◆ Instructions to follow ◆
For the entries that follow, produce an exact copy with no pictures in it.

* * * * * * * * *

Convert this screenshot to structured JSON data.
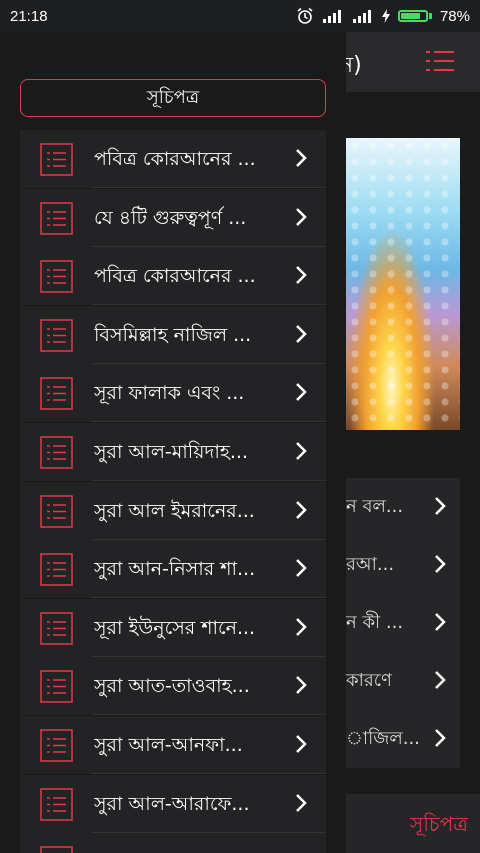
{
  "status_bar": {
    "time": "21:18",
    "battery_percent": "78%",
    "battery_level": 0.78
  },
  "background": {
    "title_fragment": "ন)",
    "items": [
      "ন বল...",
      "রআ...",
      "ন কী ...",
      "কারণে",
      "াজিল..."
    ],
    "bottom_label": "সূচিপত্র"
  },
  "drawer": {
    "header": "সূচিপত্র",
    "items": [
      {
        "label": "পবিত্র কোরআনের ..."
      },
      {
        "label": "যে ৪টি গুরুত্বপূর্ণ ..."
      },
      {
        "label": "পবিত্র কোরআনের ..."
      },
      {
        "label": "বিসমিল্লাহ নাজিল ..."
      },
      {
        "label": "সূরা ফালাক এবং ..."
      },
      {
        "label": "সুরা আল-মায়িদাহ..."
      },
      {
        "label": "সুরা আল ইমরানের..."
      },
      {
        "label": "সুরা আন-নিসার শা..."
      },
      {
        "label": "সূরা ইউনুসের শানে..."
      },
      {
        "label": "সুরা আত-তাওবাহ..."
      },
      {
        "label": "সুরা আল-আনফা..."
      },
      {
        "label": "সুরা আল-আরাফে..."
      }
    ]
  },
  "colors": {
    "accent": "#e0394a",
    "drawer_bg": "#1a1a1a",
    "item_bg": "#232325"
  }
}
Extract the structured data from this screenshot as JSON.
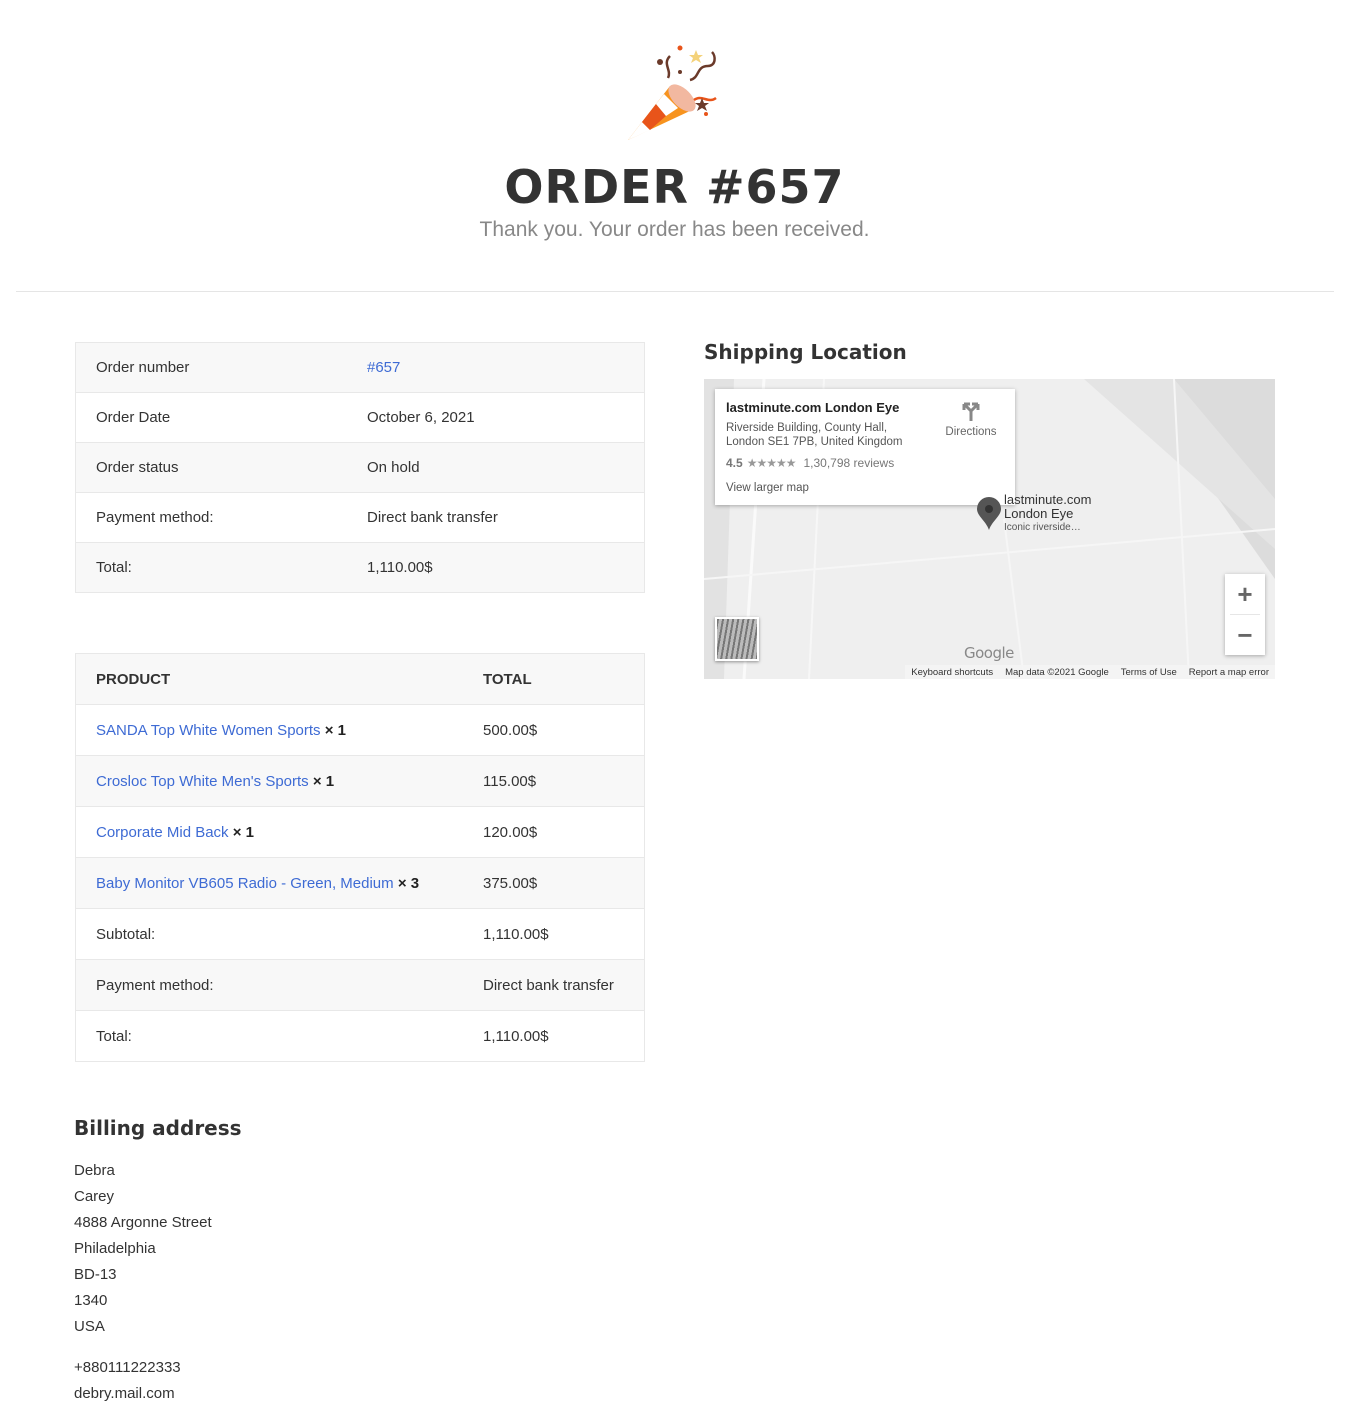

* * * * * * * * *

◆ Answer ◆
Convert this screenshot to structured JSON data.
{
  "status_bar": {
    "time": "21:18",
    "battery_percent": "78%",
    "battery_level": 0.78
  },
  "background": {
    "title_fragment": "ন)",
    "items": [
      "ন বল...",
      "রআ...",
      "ন কী ...",
      "কারণে",
      "াজিল..."
    ],
    "bottom_label": "সূচিপত্র"
  },
  "drawer": {
    "header": "সূচিপত্র",
    "items": [
      {
        "label": "পবিত্র কোরআনের ..."
      },
      {
        "label": "যে ৪টি গুরুত্বপূর্ণ ..."
      },
      {
        "label": "পবিত্র কোরআনের ..."
      },
      {
        "label": "বিসমিল্লাহ নাজিল ..."
      },
      {
        "label": "সূরা ফালাক এবং ..."
      },
      {
        "label": "সুরা আল-মায়িদাহ..."
      },
      {
        "label": "সুরা আল ইমরানের..."
      },
      {
        "label": "সুরা আন-নিসার শা..."
      },
      {
        "label": "সূরা ইউনুসের শানে..."
      },
      {
        "label": "সুরা আত-তাওবাহ..."
      },
      {
        "label": "সুরা আল-আনফা..."
      },
      {
        "label": "সুরা আল-আরাফে..."
      }
    ]
  },
  "colors": {
    "accent": "#e0394a",
    "drawer_bg": "#1a1a1a",
    "item_bg": "#232325"
  }
}
Extract the structured data from this screenshot as JSON.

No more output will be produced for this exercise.